Data records for software interfaces
-*-

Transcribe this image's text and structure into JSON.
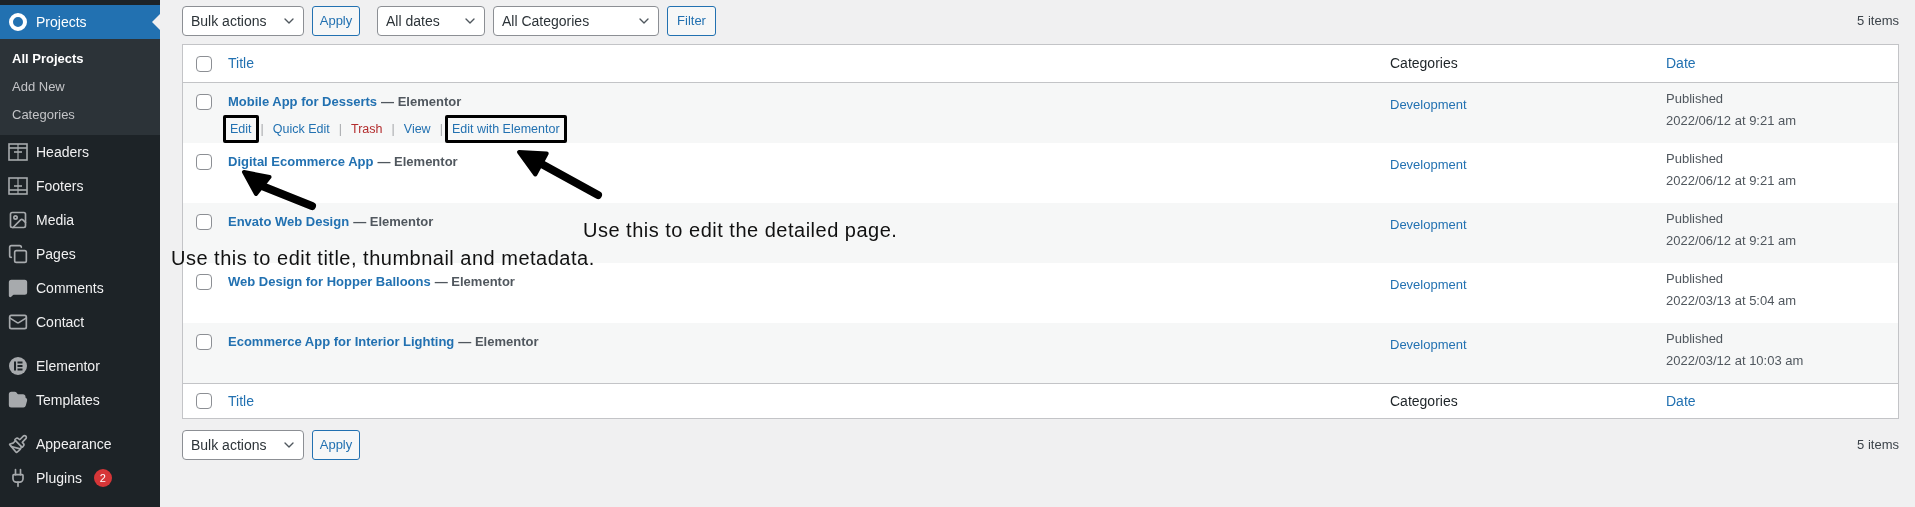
{
  "sidebar": {
    "groups": [
      [
        {
          "label": "Projects",
          "selected": true,
          "children": [
            {
              "label": "All Projects",
              "selected": true
            },
            {
              "label": "Add New",
              "selected": false
            },
            {
              "label": "Categories",
              "selected": false
            }
          ]
        },
        {
          "label": "Headers",
          "selected": false
        },
        {
          "label": "Footers",
          "selected": false
        },
        {
          "label": "Media",
          "selected": false
        },
        {
          "label": "Pages",
          "selected": false
        },
        {
          "label": "Comments",
          "selected": false
        },
        {
          "label": "Contact",
          "selected": false
        }
      ],
      [
        {
          "label": "Elementor",
          "selected": false
        },
        {
          "label": "Templates",
          "selected": false
        }
      ],
      [
        {
          "label": "Appearance",
          "selected": false
        },
        {
          "label": "Plugins",
          "selected": false,
          "badge": "2"
        }
      ]
    ]
  },
  "top_toolbar": {
    "bulk_actions": "Bulk actions",
    "apply": "Apply",
    "dates": "All dates",
    "categories": "All Categories",
    "filter": "Filter",
    "count": "5 items"
  },
  "table": {
    "header_checkbox": {
      "checked": false
    },
    "columns": [
      {
        "label": "Title",
        "sortable": true
      },
      {
        "label": "Categories",
        "sortable": false
      },
      {
        "label": "Date",
        "sortable": true
      }
    ],
    "rows": [
      {
        "title": "Mobile App for Desserts",
        "suffix": "— Elementor",
        "checked": false,
        "category": "Development",
        "status": "Published",
        "date": "2022/06/12 at 9:21 am",
        "row_actions": {
          "separator": "|",
          "links": [
            {
              "label": "Edit",
              "kind": "link",
              "highlighted": true
            },
            {
              "label": "Quick Edit",
              "kind": "link",
              "highlighted": false
            },
            {
              "label": "Trash",
              "kind": "trash",
              "highlighted": false
            },
            {
              "label": "View",
              "kind": "link",
              "highlighted": false
            },
            {
              "label": "Edit with Elementor",
              "kind": "link",
              "highlighted": true
            }
          ]
        }
      },
      {
        "title": "Digital Ecommerce App",
        "suffix": "— Elementor",
        "checked": false,
        "category": "Development",
        "status": "Published",
        "date": "2022/06/12 at 9:21 am"
      },
      {
        "title": "Envato Web Design",
        "suffix": "— Elementor",
        "checked": false,
        "category": "Development",
        "status": "Published",
        "date": "2022/06/12 at 9:21 am"
      },
      {
        "title": "Web Design for Hopper Balloons",
        "suffix": "— Elementor",
        "checked": false,
        "category": "Development",
        "status": "Published",
        "date": "2022/03/13 at 5:04 am"
      },
      {
        "title": "Ecommerce App for Interior Lighting",
        "suffix": "— Elementor",
        "checked": false,
        "category": "Development",
        "status": "Published",
        "date": "2022/03/12 at 10:03 am"
      }
    ],
    "footer_checkbox": {
      "checked": false
    },
    "footer_columns": [
      {
        "label": "Title",
        "sortable": true
      },
      {
        "label": "Categories",
        "sortable": false
      },
      {
        "label": "Date",
        "sortable": true
      }
    ]
  },
  "bottom_toolbar": {
    "bulk_actions": "Bulk actions",
    "apply": "Apply",
    "count": "5 items"
  },
  "annotations": [
    {
      "text": "Use this to edit the detailed page."
    },
    {
      "text": "Use this to edit title, thumbnail and metadata."
    }
  ]
}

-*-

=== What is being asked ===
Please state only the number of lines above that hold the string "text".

=== Answer to the exercise ===
3